When it comes to the approach to web application design and architecture, Spine is very opinionated. The architecture works to complement patterns like CommonJS modules, and decoupled components, which help with both code quality as well as maintainability.
Spine is also pretty small, with the core library having about 600 lines of CoffeeScript. Being so simple and lightweight is fundamental to Spine, and the only dependency it has is zepto or jquery.
- Simplicity – Spine offers maximum possible viable product. This means it never dictates your views, CSS, or HTM. It is not a massive framework that has dozens of different widgets. The goal is to just get out of the way to allow you to let go and do what it is that you do best, like building great web applications.
Why Should You Think About Using Spine?
- Real world environment built in
- Controller implementation that is lightweight, originally based upon Backbone’s API
- ORM and full model layer
- HTML5 and Ajax local storage adapters
- Asynchronous server communication
- Works for all major browsers like Safari, Firefox, Chrome and IE >= 9
- Lightweight and simple
- Approachable source code
- Minimal dependencies
- Wonderful documentation
But, you should never take our word for it, just look at the source of example applications and you can decide for yourself.

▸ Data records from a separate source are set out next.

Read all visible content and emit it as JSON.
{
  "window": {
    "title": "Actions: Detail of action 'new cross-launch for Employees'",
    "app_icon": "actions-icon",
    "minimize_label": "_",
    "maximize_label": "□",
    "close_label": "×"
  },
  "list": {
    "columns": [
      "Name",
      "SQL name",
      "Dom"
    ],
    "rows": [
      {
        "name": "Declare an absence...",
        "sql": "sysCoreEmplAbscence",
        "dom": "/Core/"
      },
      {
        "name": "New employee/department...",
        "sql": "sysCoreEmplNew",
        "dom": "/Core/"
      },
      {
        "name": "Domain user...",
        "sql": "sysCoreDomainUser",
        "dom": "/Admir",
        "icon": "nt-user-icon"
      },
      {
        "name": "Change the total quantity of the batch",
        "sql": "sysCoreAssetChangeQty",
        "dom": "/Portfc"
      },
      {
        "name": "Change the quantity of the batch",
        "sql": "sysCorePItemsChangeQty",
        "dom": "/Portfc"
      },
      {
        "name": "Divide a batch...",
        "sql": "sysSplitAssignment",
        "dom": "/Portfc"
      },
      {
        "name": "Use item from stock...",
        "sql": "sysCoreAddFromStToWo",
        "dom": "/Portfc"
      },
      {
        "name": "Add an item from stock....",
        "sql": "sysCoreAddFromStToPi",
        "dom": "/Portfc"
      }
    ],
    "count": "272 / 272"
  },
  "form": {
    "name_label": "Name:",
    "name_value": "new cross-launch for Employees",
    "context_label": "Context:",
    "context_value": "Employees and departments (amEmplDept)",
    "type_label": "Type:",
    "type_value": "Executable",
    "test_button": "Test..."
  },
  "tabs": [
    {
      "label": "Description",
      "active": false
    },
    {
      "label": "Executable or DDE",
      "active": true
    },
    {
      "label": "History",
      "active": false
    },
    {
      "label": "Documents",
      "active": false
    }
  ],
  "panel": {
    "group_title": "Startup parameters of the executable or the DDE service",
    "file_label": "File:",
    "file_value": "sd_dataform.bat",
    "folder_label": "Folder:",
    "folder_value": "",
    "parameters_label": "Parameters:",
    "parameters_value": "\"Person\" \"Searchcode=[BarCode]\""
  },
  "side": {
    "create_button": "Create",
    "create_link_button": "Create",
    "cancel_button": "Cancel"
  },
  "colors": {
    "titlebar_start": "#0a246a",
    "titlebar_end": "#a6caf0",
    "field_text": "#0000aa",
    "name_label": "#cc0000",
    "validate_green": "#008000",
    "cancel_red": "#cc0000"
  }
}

- Spine – You will find the main library has the core classes like Controller and Model
- Extension Modules – Routing, two way binding, model relationship management and more
- Spine Mobile – This is the mobile extension, allowing you to easily build your PhoneGap and mobile applications that are currently searching for a maintainer
- Spine.app – This is an easy way for you to generate spine applications
- Hem – This is Spine’s optional dependency manager/development server
CoffeScript may not be for everyone and there is no doubt that some people will turn off the framework. However, if there are any issues with the language, you can give it a chance and check it out. It is important to know what you are missing, as CoffeeScript has a whole lot to offer.
See the Little Book for CoffeeScript if you want more information on the language.
Spine is fairly straightforward. The library is small and you will find API minimal. The concepts can be a bit tricky at first, as dealing with everything client side can all be a bit of a learning curve. For this very reason, the docs will read more like a guide than raw API documentation. Once you are familiar with the library, pure API documentation is also available.
For anyone new to Spine, check out these guides:
You can then experiment with getting started and learning more about generating apps and using HEM.
Download it here -> http://oreilly.com/catalog/0636920018421